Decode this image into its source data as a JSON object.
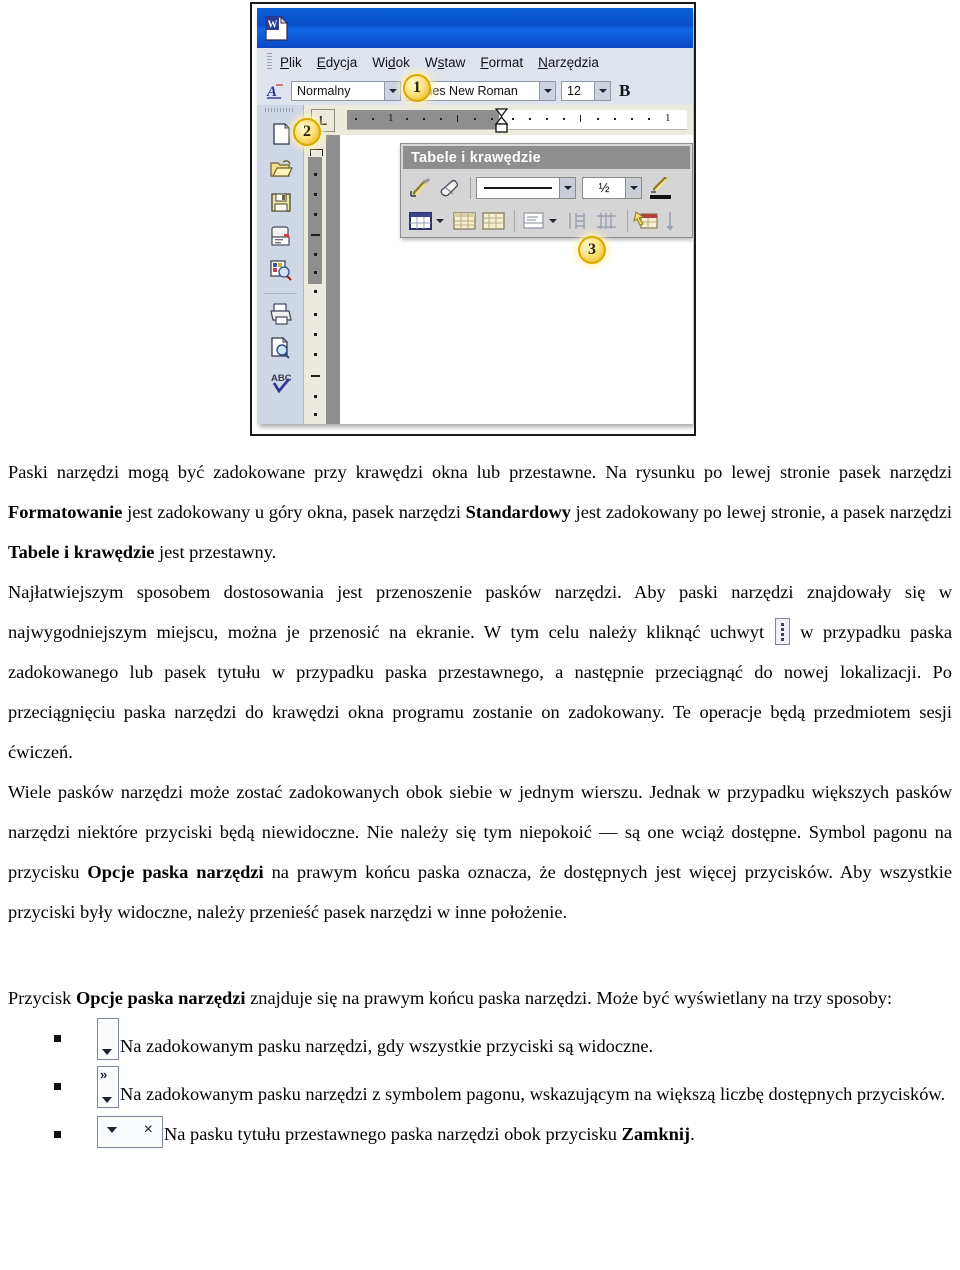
{
  "figure": {
    "app_icon": "word-document-icon",
    "menu_items": [
      {
        "label": "Plik",
        "accel": "P"
      },
      {
        "label": "Edycja",
        "accel": "E"
      },
      {
        "label": "Widok",
        "accel": "d"
      },
      {
        "label": "Wstaw",
        "accel": "s"
      },
      {
        "label": "Format",
        "accel": "F"
      },
      {
        "label": "Narzędzia",
        "accel": "N"
      }
    ],
    "formatting_toolbar": {
      "style_value": "Normalny",
      "font_value": "Times New Roman",
      "size_value": "12",
      "bold_label": "B"
    },
    "ruler": {
      "tab_selector": "L",
      "left_number": "1",
      "right_number": "1"
    },
    "standard_toolbar_icons": [
      "new-document-icon",
      "open-folder-icon",
      "save-icon",
      "email-icon",
      "search-web-icon",
      "print-icon",
      "print-preview-icon",
      "spellcheck-icon"
    ],
    "floating_toolbar": {
      "title": "Tabele i krawędzie",
      "line_weight": "½",
      "row1_icons": [
        "draw-table-pencil-icon",
        "eraser-icon",
        "line-style-combo",
        "line-weight-combo",
        "border-color-pencil-icon"
      ],
      "row2_icons": [
        "outside-border-icon",
        "shading-color-icon",
        "insert-table-icon",
        "merge-cells-icon",
        "align-icon",
        "distribute-rows-icon",
        "distribute-columns-icon",
        "table-autoformat-icon",
        "sort-icon"
      ]
    },
    "callouts": [
      {
        "number": "1"
      },
      {
        "number": "2"
      },
      {
        "number": "3"
      }
    ]
  },
  "body": {
    "p1": {
      "a": "Paski narzędzi mogą być zadokowane przy krawędzi okna lub przestawne. Na rysunku po lewej stronie pasek narzędzi ",
      "b_formatowanie": "Formatowanie",
      "c": " jest zadokowany u góry okna, pasek narzędzi ",
      "b_standardowy": "Standardowy",
      "d": " jest zadokowany po lewej stronie, a pasek narzędzi ",
      "b_tabele": "Tabele i krawędzie",
      "e": " jest przestawny."
    },
    "p2": {
      "a": "Najłatwiejszym sposobem dostosowania jest przenoszenie pasków narzędzi. Aby paski narzędzi znajdowały się w najwygodniejszym miejscu, można je przenosić na ekranie. W tym celu należy kliknąć uchwyt ",
      "icon": "toolbar-grip-handle-icon",
      "b": " w przypadku paska zadokowanego lub pasek tytułu w przypadku paska przestawnego, a następnie przeciągnąć do nowej lokalizacji. Po przeciągnięciu paska narzędzi do krawędzi okna programu zostanie on zadokowany. Te operacje będą przedmiotem sesji ćwiczeń."
    },
    "p3": {
      "a": "Wiele pasków narzędzi może zostać zadokowanych obok siebie w jednym wierszu. Jednak w przypadku większych pasków narzędzi niektóre przyciski będą niewidoczne. Nie należy się tym niepokoić — są one wciąż dostępne. Symbol pagonu na przycisku ",
      "b_opcje": "Opcje paska narzędzi",
      "c": " na prawym końcu paska oznacza, że dostępnych jest więcej przycisków. Aby wszystkie przyciski były widoczne, należy przenieść pasek narzędzi w inne położenie."
    },
    "p4": {
      "a": "Przycisk ",
      "b_opcje": "Opcje paska narzędzi",
      "c": " znajduje się na prawym końcu paska narzędzi. Może być wyświetlany na trzy sposoby:"
    },
    "bullets": [
      {
        "icon": "toolbar-options-docked-icon",
        "text": "Na zadokowanym pasku narzędzi, gdy wszystkie przyciski są widoczne."
      },
      {
        "icon": "toolbar-options-chevron-icon",
        "chevron": "»",
        "text": "Na zadokowanym pasku narzędzi z symbolem pagonu, wskazującym na większą liczbę dostępnych przycisków."
      },
      {
        "icon": "toolbar-options-floating-icon",
        "close_glyph": "×",
        "text_before": "Na pasku tytułu przestawnego paska narzędzi obok przycisku ",
        "bold": "Zamknij",
        "text_after": "."
      }
    ]
  },
  "colors": {
    "titlebar_blue": "#0a4fcc",
    "toolbar_bg": "#dfe3ee",
    "float_toolbar_title": "#8e8e8e",
    "callout_gold": "#fbe27a",
    "page_white": "#ffffff"
  }
}
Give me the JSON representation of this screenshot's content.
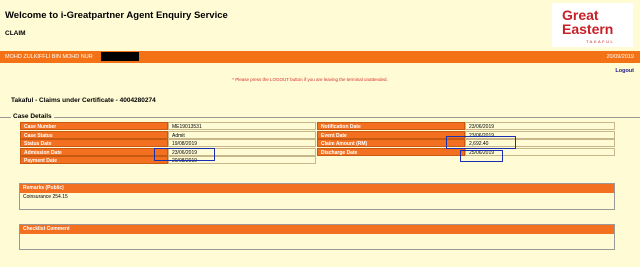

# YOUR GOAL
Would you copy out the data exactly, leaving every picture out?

# RESULT
Decode this image into its source data as a JSON object.
{
  "figure": {
    "app_icon": "word-document-icon",
    "menu_items": [
      {
        "label": "Plik",
        "accel": "P"
      },
      {
        "label": "Edycja",
        "accel": "E"
      },
      {
        "label": "Widok",
        "accel": "d"
      },
      {
        "label": "Wstaw",
        "accel": "s"
      },
      {
        "label": "Format",
        "accel": "F"
      },
      {
        "label": "Narzędzia",
        "accel": "N"
      }
    ],
    "formatting_toolbar": {
      "style_value": "Normalny",
      "font_value": "Times New Roman",
      "size_value": "12",
      "bold_label": "B"
    },
    "ruler": {
      "tab_selector": "L",
      "left_number": "1",
      "right_number": "1"
    },
    "standard_toolbar_icons": [
      "new-document-icon",
      "open-folder-icon",
      "save-icon",
      "email-icon",
      "search-web-icon",
      "print-icon",
      "print-preview-icon",
      "spellcheck-icon"
    ],
    "floating_toolbar": {
      "title": "Tabele i krawędzie",
      "line_weight": "½",
      "row1_icons": [
        "draw-table-pencil-icon",
        "eraser-icon",
        "line-style-combo",
        "line-weight-combo",
        "border-color-pencil-icon"
      ],
      "row2_icons": [
        "outside-border-icon",
        "shading-color-icon",
        "insert-table-icon",
        "merge-cells-icon",
        "align-icon",
        "distribute-rows-icon",
        "distribute-columns-icon",
        "table-autoformat-icon",
        "sort-icon"
      ]
    },
    "callouts": [
      {
        "number": "1"
      },
      {
        "number": "2"
      },
      {
        "number": "3"
      }
    ]
  },
  "body": {
    "p1": {
      "a": "Paski narzędzi mogą być zadokowane przy krawędzi okna lub przestawne. Na rysunku po lewej stronie pasek narzędzi ",
      "b_formatowanie": "Formatowanie",
      "c": " jest zadokowany u góry okna, pasek narzędzi ",
      "b_standardowy": "Standardowy",
      "d": " jest zadokowany po lewej stronie, a pasek narzędzi ",
      "b_tabele": "Tabele i krawędzie",
      "e": " jest przestawny."
    },
    "p2": {
      "a": "Najłatwiejszym sposobem dostosowania jest przenoszenie pasków narzędzi. Aby paski narzędzi znajdowały się w najwygodniejszym miejscu, można je przenosić na ekranie. W tym celu należy kliknąć uchwyt ",
      "icon": "toolbar-grip-handle-icon",
      "b": " w przypadku paska zadokowanego lub pasek tytułu w przypadku paska przestawnego, a następnie przeciągnąć do nowej lokalizacji. Po przeciągnięciu paska narzędzi do krawędzi okna programu zostanie on zadokowany. Te operacje będą przedmiotem sesji ćwiczeń."
    },
    "p3": {
      "a": "Wiele pasków narzędzi może zostać zadokowanych obok siebie w jednym wierszu. Jednak w przypadku większych pasków narzędzi niektóre przyciski będą niewidoczne. Nie należy się tym niepokoić — są one wciąż dostępne. Symbol pagonu na przycisku ",
      "b_opcje": "Opcje paska narzędzi",
      "c": " na prawym końcu paska oznacza, że dostępnych jest więcej przycisków. Aby wszystkie przyciski były widoczne, należy przenieść pasek narzędzi w inne położenie."
    },
    "p4": {
      "a": "Przycisk ",
      "b_opcje": "Opcje paska narzędzi",
      "c": " znajduje się na prawym końcu paska narzędzi. Może być wyświetlany na trzy sposoby:"
    },
    "bullets": [
      {
        "icon": "toolbar-options-docked-icon",
        "text": "Na zadokowanym pasku narzędzi, gdy wszystkie przyciski są widoczne."
      },
      {
        "icon": "toolbar-options-chevron-icon",
        "chevron": "»",
        "text": "Na zadokowanym pasku narzędzi z symbolem pagonu, wskazującym na większą liczbę dostępnych przycisków."
      },
      {
        "icon": "toolbar-options-floating-icon",
        "close_glyph": "×",
        "text_before": "Na pasku tytułu przestawnego paska narzędzi obok przycisku ",
        "bold": "Zamknij",
        "text_after": "."
      }
    ]
  },
  "colors": {
    "titlebar_blue": "#0a4fcc",
    "toolbar_bg": "#dfe3ee",
    "float_toolbar_title": "#8e8e8e",
    "callout_gold": "#fbe27a",
    "page_white": "#ffffff"
  }
}
Give me the JSON representation of this screenshot's content.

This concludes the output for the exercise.